SCOTTSDALE, Ariz. -- Rockies left-hander Jamie Moyer planned to take a brief moment to appreciate how far he came in the nearly 18 months that led to Wednesday afternoon, when he threw two scoreless innings against the Giants in his team's 8-6 loss at Scottsdale Stadium.
Moyer isn't the first pitcher to return from Tommy John elbow ligament transfer surgery, but doing it at age 49 is unique. Moyer's first inning was spotless. He then gave up a leadoff single to Nate Schierholtz but forced a Brandon Crawford grounder, struck out Chris Stewart and ended the inning by coaxing a grounder from Angel Pagan.
"I thought a little about it beforehand but I really tried not to put too much thought into it because I hadn't pitched yet," said Moyer, who worked as a commentator for ESPN when he wasn't rehabbing the injury. "Tonight I'll be able to reflect on it a little bit. But the way I look at it, tomorrow's another work day. I need to continue to push, and I believe I have a long way to go yet."
The comeback won't be complete until Moyer, who signed a Minor League contract with the club over the winter, appears in the regular season. Moyer approached Wednesday with something close to regular-season intensity, using an 82 mph fastball with his curve and a changeup. The only pitch he withheld was his cut fastball. The mix baffles hitters, even though it lacks power.
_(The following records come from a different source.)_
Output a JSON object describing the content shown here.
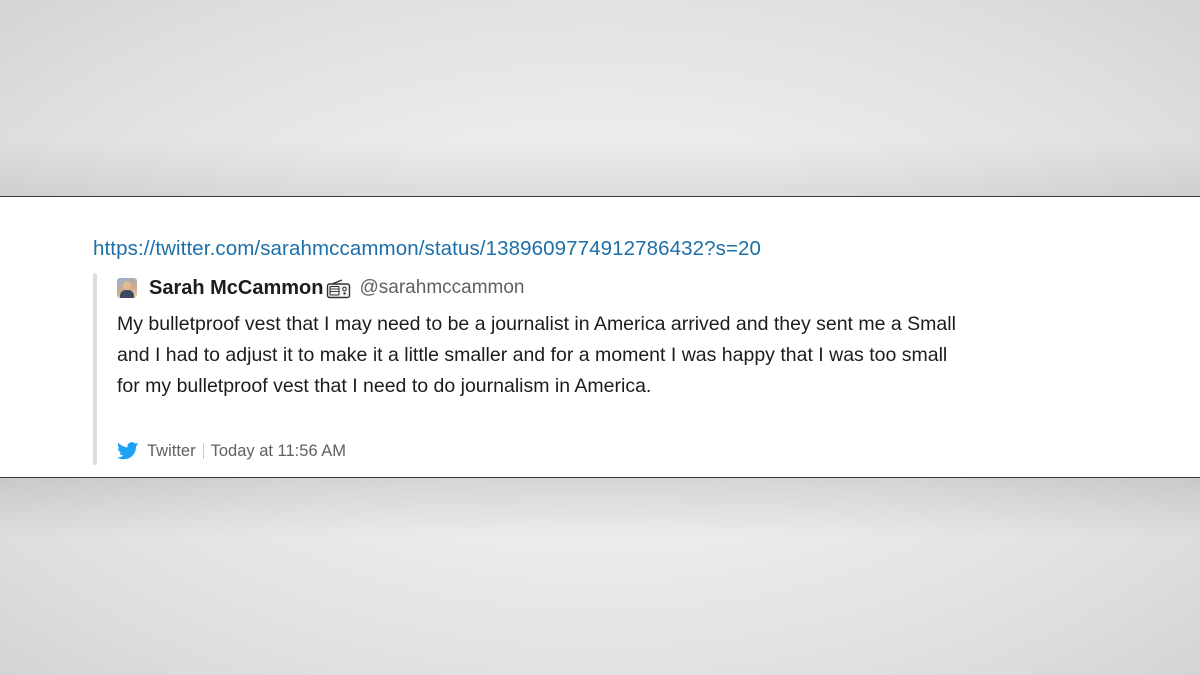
{
  "link": {
    "url": "https://twitter.com/sarahmccammon/status/1389609774912786432?s=20"
  },
  "tweet": {
    "author_name": "Sarah McCammon",
    "author_emoji_icon": "radio-icon",
    "handle": "@sarahmccammon",
    "text": "My bulletproof vest that I may need to be a journalist in America arrived and they sent me a Small and I had to adjust it to make it a little smaller and for a moment I was happy that I was too small for my bulletproof vest that I need to do journalism in America.",
    "source": "Twitter",
    "timestamp": "Today at 11:56 AM"
  },
  "colors": {
    "link": "#1d6fa8",
    "twitter_blue": "#1da1f2",
    "text": "#1d1c1d",
    "muted": "#616061"
  }
}
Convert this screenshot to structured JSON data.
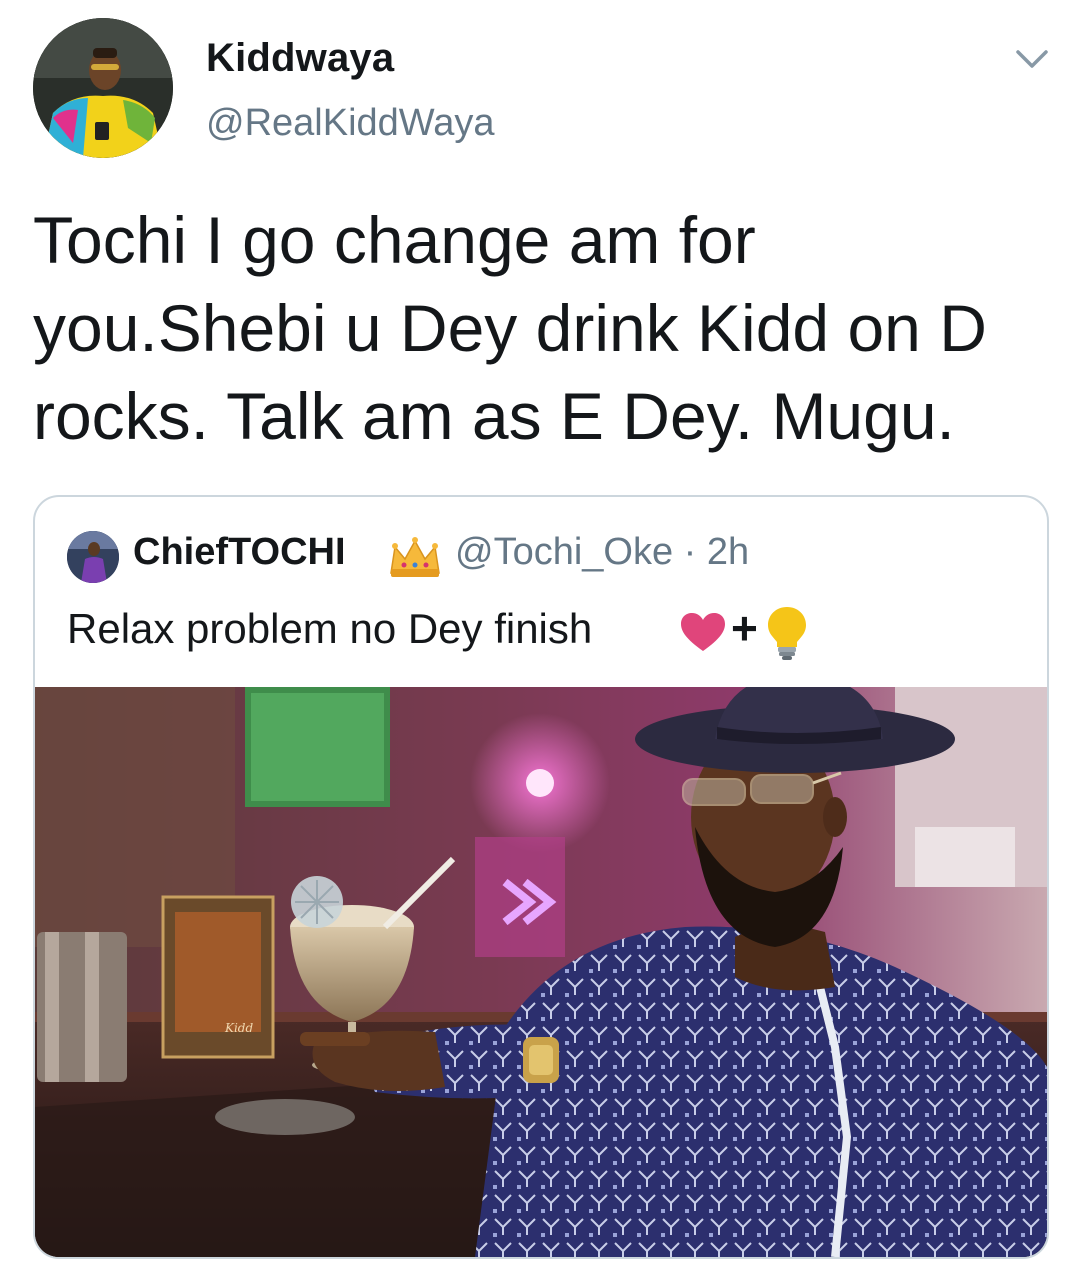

But Moyer's mind is powerful.
"Today was all about trying to be effective in and out of the strike zone," Moyer said. "Establish that I'm going to throw strikes, more so to myself than the hitter. It establishes itself to the hitter, but I need to create that mindset and actually visualize it.
"I'm a very visual kind of pitcher. I try to see that ball cross the plate, and how the hitters are reacting to the pitches. That's how I learn and it tells me where I am."
Rockies manager Jim Tracy saw an instant replay of the form Moyer has used to earn 267 wins to lead active pitchers.
"Same Jamie Moyer I've seen in the past -- he's just using a tiny bit of the plate, and you can tell by the sequences he's throwing one pitch and already thinking about the next pitch," Tracy said. "He's one pitch ahead, and that's a big part of his success."